• [YOUR INSTRUCTIONS]: An exact reproduction of all the entries below is required.

• [PROVIDED DATA]:
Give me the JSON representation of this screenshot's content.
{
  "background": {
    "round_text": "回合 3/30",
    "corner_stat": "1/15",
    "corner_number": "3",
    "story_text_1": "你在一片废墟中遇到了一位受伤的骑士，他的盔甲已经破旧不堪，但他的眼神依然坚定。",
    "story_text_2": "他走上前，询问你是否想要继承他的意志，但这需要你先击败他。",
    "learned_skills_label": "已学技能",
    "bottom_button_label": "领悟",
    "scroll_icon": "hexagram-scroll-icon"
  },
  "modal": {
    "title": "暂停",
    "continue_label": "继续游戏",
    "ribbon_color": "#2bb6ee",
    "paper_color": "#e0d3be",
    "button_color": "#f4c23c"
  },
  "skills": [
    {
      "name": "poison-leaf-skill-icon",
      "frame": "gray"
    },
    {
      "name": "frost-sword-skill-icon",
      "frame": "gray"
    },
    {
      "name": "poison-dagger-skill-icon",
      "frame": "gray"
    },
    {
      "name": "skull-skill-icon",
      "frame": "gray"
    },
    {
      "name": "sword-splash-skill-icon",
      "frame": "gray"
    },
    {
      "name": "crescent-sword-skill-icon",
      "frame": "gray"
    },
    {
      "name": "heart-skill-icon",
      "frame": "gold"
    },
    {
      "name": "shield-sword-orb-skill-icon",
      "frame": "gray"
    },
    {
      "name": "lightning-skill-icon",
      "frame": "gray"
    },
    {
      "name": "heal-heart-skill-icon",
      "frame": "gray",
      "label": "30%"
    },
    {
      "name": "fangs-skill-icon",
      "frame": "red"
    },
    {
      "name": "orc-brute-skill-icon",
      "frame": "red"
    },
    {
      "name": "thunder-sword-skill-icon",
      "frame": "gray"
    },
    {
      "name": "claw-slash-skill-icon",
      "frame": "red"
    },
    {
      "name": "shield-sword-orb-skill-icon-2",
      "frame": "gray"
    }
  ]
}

• [RESULT OF THE EXERCISE]:
Give me the JSON representation of this screenshot's content.
{
  "background": {
    "round_text": "回合 3/30",
    "corner_stat": "1/15",
    "corner_number": "3",
    "story_text_1": "你在一片废墟中遇到了一位受伤的骑士，他的盔甲已经破旧不堪，但他的眼神依然坚定。",
    "story_text_2": "他走上前，询问你是否想要继承他的意志，但这需要你先击败他。",
    "learned_skills_label": "已学技能",
    "bottom_button_label": "领悟",
    "scroll_icon": "hexagram-scroll-icon"
  },
  "modal": {
    "title": "暂停",
    "continue_label": "继续游戏",
    "ribbon_color": "#2bb6ee",
    "paper_color": "#e0d3be",
    "button_color": "#f4c23c"
  },
  "skills": [
    {
      "name": "poison-leaf-skill-icon",
      "frame": "gray"
    },
    {
      "name": "frost-sword-skill-icon",
      "frame": "gray"
    },
    {
      "name": "poison-dagger-skill-icon",
      "frame": "gray"
    },
    {
      "name": "skull-skill-icon",
      "frame": "gray"
    },
    {
      "name": "sword-splash-skill-icon",
      "frame": "gray"
    },
    {
      "name": "crescent-sword-skill-icon",
      "frame": "gray"
    },
    {
      "name": "heart-skill-icon",
      "frame": "gold"
    },
    {
      "name": "shield-sword-orb-skill-icon",
      "frame": "gray"
    },
    {
      "name": "lightning-skill-icon",
      "frame": "gray"
    },
    {
      "name": "heal-heart-skill-icon",
      "frame": "gray",
      "label": "30%"
    },
    {
      "name": "fangs-skill-icon",
      "frame": "red"
    },
    {
      "name": "orc-brute-skill-icon",
      "frame": "red"
    },
    {
      "name": "thunder-sword-skill-icon",
      "frame": "gray"
    },
    {
      "name": "claw-slash-skill-icon",
      "frame": "red"
    },
    {
      "name": "shield-sword-orb-skill-icon-2",
      "frame": "gray"
    }
  ]
}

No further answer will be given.